• Supplied entries:
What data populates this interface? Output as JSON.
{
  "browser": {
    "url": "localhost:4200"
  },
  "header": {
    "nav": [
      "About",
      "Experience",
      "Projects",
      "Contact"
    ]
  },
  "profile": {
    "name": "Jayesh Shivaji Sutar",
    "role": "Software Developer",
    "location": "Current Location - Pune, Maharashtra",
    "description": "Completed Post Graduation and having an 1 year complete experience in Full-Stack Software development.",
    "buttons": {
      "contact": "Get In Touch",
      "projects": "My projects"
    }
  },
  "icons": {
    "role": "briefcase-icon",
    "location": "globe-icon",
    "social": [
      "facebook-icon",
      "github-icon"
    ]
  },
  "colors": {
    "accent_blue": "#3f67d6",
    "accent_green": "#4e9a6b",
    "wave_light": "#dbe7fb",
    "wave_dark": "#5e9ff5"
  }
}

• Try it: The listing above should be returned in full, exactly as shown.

• Solution to the exercise:
What data populates this interface? Output as JSON.
{
  "browser": {
    "url": "localhost:4200"
  },
  "header": {
    "nav": [
      "About",
      "Experience",
      "Projects",
      "Contact"
    ]
  },
  "profile": {
    "name": "Jayesh Shivaji Sutar",
    "role": "Software Developer",
    "location": "Current Location - Pune, Maharashtra",
    "description": "Completed Post Graduation and having an 1 year complete experience in Full-Stack Software development.",
    "buttons": {
      "contact": "Get In Touch",
      "projects": "My projects"
    }
  },
  "icons": {
    "role": "briefcase-icon",
    "location": "globe-icon",
    "social": [
      "facebook-icon",
      "github-icon"
    ]
  },
  "colors": {
    "accent_blue": "#3f67d6",
    "accent_green": "#4e9a6b",
    "wave_light": "#dbe7fb",
    "wave_dark": "#5e9ff5"
  }
}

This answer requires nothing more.